Now that the clocks have “sprung forward,” and the official start to spring is just days away, why not make plans for that outdoor herb garden you’ve always wanted? A strategically placed herb garden will not only enhance the flavor of your culinary creations, it can help to beautify your yard too. Here are a few ideas for creating an herb garden that just may cool your spring fever!
1. Start with the herbs. Kitchen herbs are also good-looking plants, lending a visual appeal to a garden bed. Experts suggest choosing plants with variegated leaves or that bloom in different colors. Thyme, oregano and mint come in variegated versions, while certain varieties of basil have deep purple leaves. For added interest, choose varieties with unusual texture, such as the velvety gray-green leaves of Berggarten sage. Remember to choose for fragrance too – the luscious lemon thyme gives off the bright scent of citrus, as do the lovely lavender flowers of rosemary. Mints not only smell and taste minty, but some carry the flavor of chocolate or pear. French tarragon tastes and smells of licorice or anise, while rosemary itself adds a woodsy pine scent.
Herbs thrive in potting soil and need good drainage, but usually don’t require as much attention as flowers or vegetables. Most cooking herbs are hardy perennials that come back every year; however, popular culinary herbs like dill, basil and cilantro are annuals. Most are available at local gardening centers, either as seeds or seedlings. Specialty herb farms may carry hard-to-find herbs, such as lemon verbena, fennel or scented geranium. Here’s a good list of herbs for a starter garden:

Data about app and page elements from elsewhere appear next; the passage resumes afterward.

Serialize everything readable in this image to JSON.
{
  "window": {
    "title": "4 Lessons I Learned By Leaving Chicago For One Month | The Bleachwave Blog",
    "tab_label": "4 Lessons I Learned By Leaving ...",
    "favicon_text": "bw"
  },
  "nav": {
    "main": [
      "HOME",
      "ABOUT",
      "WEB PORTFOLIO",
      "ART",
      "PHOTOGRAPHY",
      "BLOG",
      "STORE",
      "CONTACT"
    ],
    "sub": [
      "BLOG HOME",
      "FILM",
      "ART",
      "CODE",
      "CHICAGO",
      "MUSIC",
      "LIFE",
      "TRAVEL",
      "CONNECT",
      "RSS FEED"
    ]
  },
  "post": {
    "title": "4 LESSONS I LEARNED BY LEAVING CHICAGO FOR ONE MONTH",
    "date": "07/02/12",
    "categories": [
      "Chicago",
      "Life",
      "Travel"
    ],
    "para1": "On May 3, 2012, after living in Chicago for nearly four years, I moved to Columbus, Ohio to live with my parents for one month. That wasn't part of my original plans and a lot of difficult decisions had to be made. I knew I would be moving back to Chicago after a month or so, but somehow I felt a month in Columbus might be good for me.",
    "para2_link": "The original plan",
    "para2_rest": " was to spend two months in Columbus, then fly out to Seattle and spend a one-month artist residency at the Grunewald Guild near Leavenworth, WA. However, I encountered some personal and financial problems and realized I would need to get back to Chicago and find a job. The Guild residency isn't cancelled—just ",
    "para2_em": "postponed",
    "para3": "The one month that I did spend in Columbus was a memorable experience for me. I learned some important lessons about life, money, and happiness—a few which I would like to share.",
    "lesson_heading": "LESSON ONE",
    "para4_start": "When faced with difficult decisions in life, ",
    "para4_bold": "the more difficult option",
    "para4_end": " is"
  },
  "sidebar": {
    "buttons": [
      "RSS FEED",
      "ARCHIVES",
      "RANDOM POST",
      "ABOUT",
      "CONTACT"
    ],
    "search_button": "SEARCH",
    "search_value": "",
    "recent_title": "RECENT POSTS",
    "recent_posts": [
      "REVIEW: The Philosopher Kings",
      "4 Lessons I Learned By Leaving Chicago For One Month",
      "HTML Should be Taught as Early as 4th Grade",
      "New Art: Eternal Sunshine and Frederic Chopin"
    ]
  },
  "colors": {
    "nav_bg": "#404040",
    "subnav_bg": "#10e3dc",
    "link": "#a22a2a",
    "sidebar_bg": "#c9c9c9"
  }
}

2. Plant close to your kitchen door. Herbs will thrive in a surprisingly small space. To make the best use of space near your kitchen door, measure an area of the ground with a measuring tool and prepare the soil. Place the plants of herbs you’re most likely to use closest to the door – say, about 20 paces away – so you can snip a few easily during a rainstorm, for instance. Add to your herb garden by planting more varieties in clay pots, which can be moved to sunny spots more easily.
3. Create an herb border. Include culinary herbs in your landscape design by planting the edge of a sidewalk with herbs instead of flowers. Hearty herbs like rosemary and thyme can have the same effect as small shrubs. Create a geometrical bedding design in your backyard, with pathways for walking by and smelling the sweet fragrances.
4. Build raised beds for growing herbs. Just like with vegetables, fresh herbs will grow well in raised beds, too. And if you just want a small spot for growing herbs, build yourself a planter to place on a patio, porch or deck. Buy a few two by fours and other wood for a bottom from the hardware store, cut to size, nail together and you’re set. Remember to drill holes in the bottom for drainage. Others have had luck with using plastic trowels inside as a planting form. Or, you can simply use a large bag of potting soil – build the planter the right size to hold the soil bag on its side, then cut a few drain holes in one side of the bag and cut the other side open neatly with a pair of scissors, discarding the excess plastic. Plant the herbs directly into the soil, water and you’ve got herbs in due time.
5. Reap your harvest. One of the best parts of growing culinary herbs is using them! Take care cutting herbs in a landscape border, but most re-grow quickly after harvesting, so your beautiful garden can stay beautiful.
Herbs are perfect for tossing in food during the summer, but you can also dry them for the winter. Cut and wash, rubber band the bunches together and let them dry upside down. This way each bundle retains its color. It takes them about a week to dry out, but once they are, remove the leaves from the stem and grind in a coffee grinder. Finally, put in plastic bags and write the herb name and date. I also put them in tins and give them to neighbors and friends! Write your great ideas for how to use and preserve herbs in the comment section below, or contact us for more details on how to make your garden this spring.
About the Author
Tempe Thompson is a sales and inventory expert at Runyon Equipment Rental. She has over 35 years of experience and has accumulated a tremendous amount of knowledge and expertise. She could talk for hours about how to use all of Runyon’s tools and equipment, in addition to suggesting which type corresponds to a certain application.